Farewells are important. It could either be a promise to meet again or a final goodbye once and for all. And with that, we wish them a good life. There are many variations through which we can wish them. But the most common one is a good night. But again, there are two spellings that are used for this. Is it goodnight or a good night?
Today, we are going to look into goodnight vs good night in detail. Good night is basically a farewell interjection or, in other words, a small phrase that we use to express our emotions and wish someone a good night. The interesting thing about interjections is that these can suffice as a complete sentence and stand alone.
Goodnight Vs Good Night: The Difference
The main question here is whether this is one word or two words. The phrase is spelled in both ways, and both ways are correct. Both spellings are acceptable. Both good night and goodnight are correct and can be used to wish someone a good sleep or when you are parting ways.
But when addressing a formal matter or writing some formal email, the phrase is spelled in two different words. This two-word spelling is also used when two people are going their separate ways and wishing one another to have a good night.
Goodnight As A Noun
Following the general standards of English grammar, goodnight plays the role of a noun. But there is no such purpose of the word as a noun. In these cases, farewell is actually the action of wishing the other person to have a good night.
- They wished their goodnights before they went to bed.
- Mrs. Hudson’s kids are so well-behaved that they announce their goodnights always.
- I never knew it would be so hard to bid them goodnight and goodbye.
- The children wished everyone goodnight and went to bed.
- Goodnight, I will see you the next day in college.
Goodnight As An Adjective
The phrase good night is only applicable when we are using it for greeting someone. Goodnight is an adjective that is used to describe a noun in grammar. For example, a goodnight prayer or a goodnight walk. And again, when we give someone a goodnight kiss, we wish them to have a good sleep for the night.
When we use the term together as one single word, it mostly denotes an adjective. And the two-word phrase is mostly used as an interjection.
- She signed off for the night with a goodnight kiss.
- She went for a goodnight walk before going to bed to clear her mind.
- I think it is time for your bed and your goodnight kiss.
- She took me for her goodnight walk and told me all about her ex-husband.
- The children did their goodnight prayer and went to bed.
Some Outside Examples Of Good Night And Goodnight
In English literature, you will find the use of both spellings. Let’s check out a few examples from there to see how it has been used in books.
- “The Librarian looked at his charges approvingly, made his last rounds of the slumbering shelves, and then dragged his blanket underneath his desk, ate a goodnight banana, and fell asleep.” – Sourcery, Terry Pratchett
- “Good night, good night! parting is such sweet sorrow, that I shall say good night till it be morrow.” – Romeo and Juliet, William Shakespeare
- “One by one, families broke off with a good night and a squeeze of the hands, suddenly grateful for the company of neighbors. Doors closed to warm houses. Candles were lit in windows.” – The History Of Love, Nicole Krauss

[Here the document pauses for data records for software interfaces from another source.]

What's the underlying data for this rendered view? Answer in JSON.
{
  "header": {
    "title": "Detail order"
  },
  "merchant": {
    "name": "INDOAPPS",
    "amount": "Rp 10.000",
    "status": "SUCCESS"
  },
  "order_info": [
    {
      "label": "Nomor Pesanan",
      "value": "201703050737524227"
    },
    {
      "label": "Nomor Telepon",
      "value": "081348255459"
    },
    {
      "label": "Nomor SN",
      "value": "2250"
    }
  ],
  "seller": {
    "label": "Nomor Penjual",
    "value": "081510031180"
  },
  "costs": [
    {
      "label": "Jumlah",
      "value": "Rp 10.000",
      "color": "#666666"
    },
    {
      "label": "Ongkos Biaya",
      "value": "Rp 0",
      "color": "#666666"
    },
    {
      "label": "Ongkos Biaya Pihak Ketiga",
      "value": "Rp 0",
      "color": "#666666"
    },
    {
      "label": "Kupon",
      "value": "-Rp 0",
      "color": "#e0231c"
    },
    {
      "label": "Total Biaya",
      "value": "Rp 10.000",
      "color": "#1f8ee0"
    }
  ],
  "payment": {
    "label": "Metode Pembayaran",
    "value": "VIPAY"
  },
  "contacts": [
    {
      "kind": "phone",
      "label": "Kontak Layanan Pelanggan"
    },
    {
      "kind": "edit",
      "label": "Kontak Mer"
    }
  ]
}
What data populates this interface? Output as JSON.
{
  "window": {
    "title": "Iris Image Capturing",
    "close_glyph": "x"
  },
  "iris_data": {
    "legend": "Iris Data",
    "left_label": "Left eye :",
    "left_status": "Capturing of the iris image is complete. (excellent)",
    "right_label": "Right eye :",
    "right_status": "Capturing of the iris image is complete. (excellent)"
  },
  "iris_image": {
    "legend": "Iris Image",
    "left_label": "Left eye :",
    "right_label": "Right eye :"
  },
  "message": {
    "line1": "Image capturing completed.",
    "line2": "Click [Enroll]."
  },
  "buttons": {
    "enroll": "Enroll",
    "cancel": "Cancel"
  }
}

- “The woman who picked up the other end of the phone was named Michelle. And I told Michelle that I was a kid and did not need an exercise machine, but I hoped she was having a good night. That’s when Michelle hung up on me.” – The Perks Of Being A Wallflower, Stephen Chbosky
- “It’s when I’m sitting alone with the phone in my hand dialing your number and hanging up that I would trade a thousand tomorrows for just one yesterday. Then I could just call you to tell you goodnight.” – A Million Little Pieces, James Frey
How Do You Remember The Difference Between Goodnight And Good Night?
It is always better to see the term separate, like “good night,” when you are using it as an interjection. It is a safe choice to use the two-word spelling since this is the one that has been accepted for a long time in the English dictionary.
When you are using it as an adjective, it is okay if you are using it without the space and like one word. So I think it is clear by now when and how you can use this word, but remember, if you are using it like one word without a space, it is not incorrect. Both the spellings are accepted.
To get things clear, you can use both the spellings in all the places, but it is better to use it like one word when you are using it as a noun or an adjective and use it like two separate words when you are using it as an interjection.
However, the examples that have been provided to support the arguments clearly show that both spellings are accepted and can be interchanged, so even if you forget to put a gap between the word or use it as one word, it would not be incorrect. I hope the confusion between goodnight vs good night is clear for now.
But if you have to find it out and use the words separately, then you can, depending on the noun, adjective, and interjection.